Each of you is here because you have already shown leadership. What's your secret?
In the next few minutes, I want to ask each of our award recipients to reflect on your time at Bucknell and see if you have learned some of the lessons for leadership gleaned from experts.
Lesson one comes from historian Delores Kearns Goodwin. When she spoke on Bucknell's campus she offered the following definition of leadership: "Leadership is the ability to withstand adversity." In many ways, Goodwin was echoing a remark by Ernest Hemingway, "Everyone is broken by life, but afterwards many are strong in the broken places." So my hope for you is that during your time at Bucknell you have failed AND that you have learned from those failures, becoming stronger and wiser in the process.
Lesson two comes from Confucius, who long ago advised: "Do not wish for quick results, nor look for small advantages. If you look for quick results, you will not reach the ultimate goal. If you are led astray by small advantages, you will never accomplish great things." My hope for you is that you have learned the value of setting goals that stretch your vision and your reach.
Lesson three comes from Thomas Jefferson, who is reported to have said: "I am a firm believer in luck, and I find the harder I work, the more I have of it." Each of you is here today because you have risen to the challenges placed before you — not only setting a goal, but working to achieve it. My hope for you is that you will take the lesson of hard work and apply it throughout life.
What makes you a leader?
Each of you is here because you have shown leadership. How did you get this way? As a psychologist, I know there has been a long scholarly debate on whether or not leaders are born leaders or whether there are key learning elements that shape leaders.
Each of you is here because of both the nature and nurture you received before coming to Bucknell. Perhaps the sociologist Emile Durkheim said it best: "We do not belong to ourselves entirely. We owe something of ourselves to others." I would like to ask family members and friends who are here celebrating our award winners to rise and be acknowledged for all that you have contributed to your leader's development.
But your development as leaders didn't stop when you came to Bucknell! As a community, we were ready for you. As you may know, our student affairs colleagues and our faculty had developed a set of goals for each of you, including this one:
Bucknell graduates will:
Understand the importance of and develop the capacities for self-assessment, ethical reasoning, and effective interaction with others so as to act responsibly and to promote justice in professional and communal life.

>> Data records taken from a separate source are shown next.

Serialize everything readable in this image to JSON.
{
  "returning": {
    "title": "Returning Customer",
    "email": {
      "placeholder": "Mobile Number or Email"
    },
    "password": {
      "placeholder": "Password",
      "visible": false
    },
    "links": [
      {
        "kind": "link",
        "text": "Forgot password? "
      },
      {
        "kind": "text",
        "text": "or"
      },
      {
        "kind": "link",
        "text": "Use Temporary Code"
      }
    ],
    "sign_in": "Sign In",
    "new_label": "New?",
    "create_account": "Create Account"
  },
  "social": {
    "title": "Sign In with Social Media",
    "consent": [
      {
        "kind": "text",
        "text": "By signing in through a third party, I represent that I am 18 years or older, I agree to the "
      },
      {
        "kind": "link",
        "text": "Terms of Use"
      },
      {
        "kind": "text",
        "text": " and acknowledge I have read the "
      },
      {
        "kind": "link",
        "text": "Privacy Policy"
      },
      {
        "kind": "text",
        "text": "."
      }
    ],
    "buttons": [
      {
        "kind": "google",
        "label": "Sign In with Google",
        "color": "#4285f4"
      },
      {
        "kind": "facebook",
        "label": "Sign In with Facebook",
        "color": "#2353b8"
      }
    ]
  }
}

In short, the Bucknell community is premised on the belief that leadership is a function of both innate skills and abilities AND learning experiences. I would like to ask the staff members and faculty members who are here because they have contributed to making Bucknell your laboratory for leadership to please rise and be acknowledged for all that they have done.
Think small; act large
As you go forward at Bucknell and elsewhere, I hope that you will heed the advice of the late Rev. Peter Gomes, former emeritus minister of Memorial Church at Harvard. He exhorted his students to "Think small; act large." What does he mean by this?
Think small: as he put it "I do not mean you to be small minded or petty or parochial. I mean that you should focus your ambitions on those things that you can do something about, namely, about yourself and the things over which you have some degree of control . . . your temper, your manners, your morals, your habits . . ." Gomes warns us to focus on the possible: "The greatest dilemma in life is to fail to do something little that you could do because you were waiting to do something heroic that you couldn't do."
But if you only focused on yourselves, you wouldn't be here today. You've already understood Ben Franklin's aphorism: "A man wrapped up in himself makes a very small bundle." That's where Gomes's second principle comes in: act large. "Another way of saying this is that you should live generously. Be extravagant in your expectations, lavish in your hopes, ambitious in your aspirations, especially for others."
In the room today, we have examples of student leaders who have both Thought Small and Acted Large. You have learned the lessons of leadership well. Congratulations to each of you! And thank you for all you have contributed to the Bucknell community.